Science Report 1 - November 23, 2018 - Reconstructing Earth: Magnetics and Magma
One of the scientific goals of the NBP1808 cruise to the Rio Grande Rise is to collect measurements that will improve the plate tectonic reconstruction of the opening of the South Atlantic. How is this done? We are able to measure magnetic anomalies originating in the oceanic crust, which lies 1000-4500 m below the ship. Read more

Read All Science Reports
Rio Grande Rise 2018 Expedition
Browse through a gallery of pictures from the NBP1808 cruise, showing life aboard the RVIB (Research Vessel Ice Breaker) Nathaniel B. Palmer as we explore the Rio Grande Rise off the coast of Brazil in the South Atlantic.

Co-PIs on the Rio Grande Rise project: (From left to right) Cornelia Class, Anthony Koppers (Chief Scientist), William Sager.

The members of the NBP1808 science team.

View Image Gallery

Planned Cruise Track
This map shows the planned path of the ship as we make our way around the Rio Grande Rise. This map includes our detour to avoid the storm.

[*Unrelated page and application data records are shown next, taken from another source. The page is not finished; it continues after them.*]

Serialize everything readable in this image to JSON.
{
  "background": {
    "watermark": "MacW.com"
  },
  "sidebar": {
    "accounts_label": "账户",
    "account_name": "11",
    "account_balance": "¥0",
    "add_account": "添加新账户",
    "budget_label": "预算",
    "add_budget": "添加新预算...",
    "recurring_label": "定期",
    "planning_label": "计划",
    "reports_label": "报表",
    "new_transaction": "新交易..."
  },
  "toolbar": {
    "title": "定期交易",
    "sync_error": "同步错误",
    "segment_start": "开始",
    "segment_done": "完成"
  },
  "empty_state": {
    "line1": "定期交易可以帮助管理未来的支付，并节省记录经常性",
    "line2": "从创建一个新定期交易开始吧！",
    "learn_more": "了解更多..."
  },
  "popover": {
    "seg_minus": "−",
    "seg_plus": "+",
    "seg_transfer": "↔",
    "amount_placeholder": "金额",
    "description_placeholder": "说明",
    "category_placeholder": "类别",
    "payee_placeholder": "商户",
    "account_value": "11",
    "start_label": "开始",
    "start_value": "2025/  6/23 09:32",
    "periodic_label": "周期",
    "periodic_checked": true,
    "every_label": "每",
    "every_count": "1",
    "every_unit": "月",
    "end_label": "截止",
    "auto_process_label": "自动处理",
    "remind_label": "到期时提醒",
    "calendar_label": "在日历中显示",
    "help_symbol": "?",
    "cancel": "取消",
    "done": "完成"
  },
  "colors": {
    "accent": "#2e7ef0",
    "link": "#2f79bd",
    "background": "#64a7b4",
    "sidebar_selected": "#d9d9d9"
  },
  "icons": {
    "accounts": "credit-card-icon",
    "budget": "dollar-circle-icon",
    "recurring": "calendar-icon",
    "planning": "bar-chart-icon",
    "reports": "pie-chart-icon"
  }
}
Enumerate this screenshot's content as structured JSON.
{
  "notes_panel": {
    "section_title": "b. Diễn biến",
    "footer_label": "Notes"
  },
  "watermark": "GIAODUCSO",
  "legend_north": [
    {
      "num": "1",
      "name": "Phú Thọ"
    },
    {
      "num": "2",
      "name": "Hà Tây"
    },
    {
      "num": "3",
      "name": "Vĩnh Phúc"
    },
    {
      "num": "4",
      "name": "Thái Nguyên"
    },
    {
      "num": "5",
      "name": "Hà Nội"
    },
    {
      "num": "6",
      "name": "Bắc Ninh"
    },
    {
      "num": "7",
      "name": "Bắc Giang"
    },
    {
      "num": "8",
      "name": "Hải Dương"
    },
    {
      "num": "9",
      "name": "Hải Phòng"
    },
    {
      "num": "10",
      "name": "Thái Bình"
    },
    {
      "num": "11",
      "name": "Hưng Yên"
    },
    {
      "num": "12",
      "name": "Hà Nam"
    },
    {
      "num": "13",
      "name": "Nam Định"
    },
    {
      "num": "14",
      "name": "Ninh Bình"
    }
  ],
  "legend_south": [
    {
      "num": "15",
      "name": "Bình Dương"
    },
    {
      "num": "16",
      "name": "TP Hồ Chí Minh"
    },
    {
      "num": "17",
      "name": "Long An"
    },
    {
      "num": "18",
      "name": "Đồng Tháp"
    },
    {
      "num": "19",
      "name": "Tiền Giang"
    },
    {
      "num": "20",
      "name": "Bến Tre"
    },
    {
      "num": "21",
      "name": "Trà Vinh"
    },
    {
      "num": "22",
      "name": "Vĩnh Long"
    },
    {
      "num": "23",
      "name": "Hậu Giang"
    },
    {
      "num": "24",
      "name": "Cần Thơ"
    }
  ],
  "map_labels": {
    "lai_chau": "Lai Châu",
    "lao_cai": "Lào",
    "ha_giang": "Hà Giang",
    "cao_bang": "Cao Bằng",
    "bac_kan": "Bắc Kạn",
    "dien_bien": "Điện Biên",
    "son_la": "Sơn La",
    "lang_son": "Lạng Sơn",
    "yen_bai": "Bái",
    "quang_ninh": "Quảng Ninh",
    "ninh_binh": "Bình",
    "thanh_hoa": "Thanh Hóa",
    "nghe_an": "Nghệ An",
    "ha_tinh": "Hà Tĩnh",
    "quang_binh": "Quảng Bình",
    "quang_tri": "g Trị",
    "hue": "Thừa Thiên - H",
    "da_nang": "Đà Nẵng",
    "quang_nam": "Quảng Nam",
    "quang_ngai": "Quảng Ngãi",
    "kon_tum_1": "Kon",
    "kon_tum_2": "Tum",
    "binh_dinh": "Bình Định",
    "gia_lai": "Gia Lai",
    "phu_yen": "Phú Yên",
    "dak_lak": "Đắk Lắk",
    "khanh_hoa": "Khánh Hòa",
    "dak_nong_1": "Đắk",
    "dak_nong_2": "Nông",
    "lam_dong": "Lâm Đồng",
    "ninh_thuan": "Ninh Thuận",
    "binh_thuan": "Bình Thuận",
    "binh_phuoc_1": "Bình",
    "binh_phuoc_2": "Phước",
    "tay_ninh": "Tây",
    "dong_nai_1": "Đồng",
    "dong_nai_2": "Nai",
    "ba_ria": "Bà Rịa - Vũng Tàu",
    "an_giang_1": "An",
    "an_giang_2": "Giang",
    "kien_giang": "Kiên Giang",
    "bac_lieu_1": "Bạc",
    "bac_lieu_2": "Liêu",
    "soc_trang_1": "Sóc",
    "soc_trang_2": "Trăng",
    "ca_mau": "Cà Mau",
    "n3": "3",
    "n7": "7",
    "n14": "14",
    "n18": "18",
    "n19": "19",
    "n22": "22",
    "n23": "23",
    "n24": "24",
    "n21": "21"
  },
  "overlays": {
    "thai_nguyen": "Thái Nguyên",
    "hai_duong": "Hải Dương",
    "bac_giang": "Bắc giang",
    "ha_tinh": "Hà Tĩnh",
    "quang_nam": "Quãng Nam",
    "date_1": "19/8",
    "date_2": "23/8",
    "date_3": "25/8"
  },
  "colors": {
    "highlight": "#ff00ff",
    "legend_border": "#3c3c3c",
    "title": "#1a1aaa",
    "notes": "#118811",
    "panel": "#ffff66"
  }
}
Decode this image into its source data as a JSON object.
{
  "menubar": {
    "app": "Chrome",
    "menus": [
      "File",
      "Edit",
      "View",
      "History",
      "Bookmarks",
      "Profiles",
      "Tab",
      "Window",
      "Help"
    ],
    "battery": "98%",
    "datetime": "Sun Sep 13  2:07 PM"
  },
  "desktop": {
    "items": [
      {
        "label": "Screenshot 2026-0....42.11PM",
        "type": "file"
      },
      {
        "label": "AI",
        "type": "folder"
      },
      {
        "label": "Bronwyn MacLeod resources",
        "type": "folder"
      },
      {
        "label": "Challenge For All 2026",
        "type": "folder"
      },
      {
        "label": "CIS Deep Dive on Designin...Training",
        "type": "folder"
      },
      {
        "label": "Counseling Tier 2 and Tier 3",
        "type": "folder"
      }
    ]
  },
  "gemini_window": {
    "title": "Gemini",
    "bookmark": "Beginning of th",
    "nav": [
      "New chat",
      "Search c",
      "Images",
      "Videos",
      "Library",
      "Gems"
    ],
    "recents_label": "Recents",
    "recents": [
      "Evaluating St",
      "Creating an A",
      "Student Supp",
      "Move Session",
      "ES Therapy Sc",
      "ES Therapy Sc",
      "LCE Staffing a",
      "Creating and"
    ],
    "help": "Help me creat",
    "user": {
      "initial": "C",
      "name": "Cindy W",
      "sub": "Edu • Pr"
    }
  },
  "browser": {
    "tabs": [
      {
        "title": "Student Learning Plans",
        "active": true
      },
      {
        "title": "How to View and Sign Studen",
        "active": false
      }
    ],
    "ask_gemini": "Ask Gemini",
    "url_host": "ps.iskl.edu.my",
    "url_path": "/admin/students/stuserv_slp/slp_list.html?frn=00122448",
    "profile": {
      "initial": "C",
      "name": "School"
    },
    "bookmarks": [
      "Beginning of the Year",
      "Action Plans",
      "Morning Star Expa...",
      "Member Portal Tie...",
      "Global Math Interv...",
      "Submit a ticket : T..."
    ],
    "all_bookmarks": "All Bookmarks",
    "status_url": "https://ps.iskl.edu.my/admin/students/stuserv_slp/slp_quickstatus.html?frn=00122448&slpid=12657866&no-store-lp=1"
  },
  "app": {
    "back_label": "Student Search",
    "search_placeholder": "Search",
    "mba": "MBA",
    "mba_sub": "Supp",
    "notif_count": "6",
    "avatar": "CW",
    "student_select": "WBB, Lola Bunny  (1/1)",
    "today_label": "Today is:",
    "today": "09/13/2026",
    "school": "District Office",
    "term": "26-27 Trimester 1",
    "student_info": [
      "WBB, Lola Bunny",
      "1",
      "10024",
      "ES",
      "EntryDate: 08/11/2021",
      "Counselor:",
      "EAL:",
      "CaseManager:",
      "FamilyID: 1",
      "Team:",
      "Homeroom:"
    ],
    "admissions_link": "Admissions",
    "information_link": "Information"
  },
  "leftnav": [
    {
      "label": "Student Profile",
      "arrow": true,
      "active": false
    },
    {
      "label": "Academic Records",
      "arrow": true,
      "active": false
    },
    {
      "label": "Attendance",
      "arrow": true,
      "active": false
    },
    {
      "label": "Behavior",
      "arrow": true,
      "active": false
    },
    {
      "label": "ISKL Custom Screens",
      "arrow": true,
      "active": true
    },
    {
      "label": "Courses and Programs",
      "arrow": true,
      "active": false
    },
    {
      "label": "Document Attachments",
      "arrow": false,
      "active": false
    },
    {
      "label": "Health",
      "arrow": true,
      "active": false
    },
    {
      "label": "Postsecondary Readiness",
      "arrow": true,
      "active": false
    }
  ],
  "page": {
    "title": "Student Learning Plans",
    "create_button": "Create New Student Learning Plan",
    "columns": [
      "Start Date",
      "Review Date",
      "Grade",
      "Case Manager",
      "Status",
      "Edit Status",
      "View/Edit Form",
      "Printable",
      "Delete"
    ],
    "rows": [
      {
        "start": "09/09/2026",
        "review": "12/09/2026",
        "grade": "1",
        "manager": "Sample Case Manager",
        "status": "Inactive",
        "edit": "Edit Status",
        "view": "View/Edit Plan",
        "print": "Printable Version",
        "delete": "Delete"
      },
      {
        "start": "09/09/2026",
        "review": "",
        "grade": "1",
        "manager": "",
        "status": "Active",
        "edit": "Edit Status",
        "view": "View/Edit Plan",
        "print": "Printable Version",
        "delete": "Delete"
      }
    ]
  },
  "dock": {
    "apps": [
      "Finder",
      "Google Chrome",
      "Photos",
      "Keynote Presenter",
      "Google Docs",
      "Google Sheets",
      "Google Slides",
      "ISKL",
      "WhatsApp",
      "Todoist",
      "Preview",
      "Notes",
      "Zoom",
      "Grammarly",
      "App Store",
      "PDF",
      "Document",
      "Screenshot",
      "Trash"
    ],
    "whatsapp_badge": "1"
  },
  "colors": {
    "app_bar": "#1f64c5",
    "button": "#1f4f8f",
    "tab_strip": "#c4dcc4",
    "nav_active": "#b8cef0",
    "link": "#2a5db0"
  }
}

See Larger Version
Scientific Goals
  • Use 40Ar/39Ar geochronology to determine whether the Rio Grande Rise formed along micro-plates, as an age-progressive feature like most of Walvis Ridge, or from a short-lived large eruptive event
  • Investigate whether the Rio Grande Rise displays three geochemically distinct zones similar to the triple-zoned younger part of Walvis Ridge using major-trace element and Sr-Nd-Hf-Pb isotope data
  • Collect magnetic anomaly data to help strengthen the age model for the South American tectonic plate
  • Explore the formation of the Rio Grande Rise as shaped by plume dynamics and/or shallow tectonics
  • Determine whether the geochemical mantle sources are related to a zone of probably dense material at the base of the mantle called the African Large Low Seismic Velocity Province (LLSVP)
A team of 17 students and scientists led by Chief-Scientist Anthony Koppers will be at sea for seven weeks, mapping and dredging troughs, cliffs, and seamounts in the Rio Grande Rise region off the southeast coast of South America. The team consists of 11 graduate students in geophysics, geochronology, and geochemistry; 4 undergraduates; 1 post-doc; and 3 professors from Oregon State University, Lamont-Doherty Earth Observatory of Columbia University, and University of Houston. Over the next few weeks we will keep you updated as we map and dredge the Rio Grande Rise and expand the knowledge of the general area.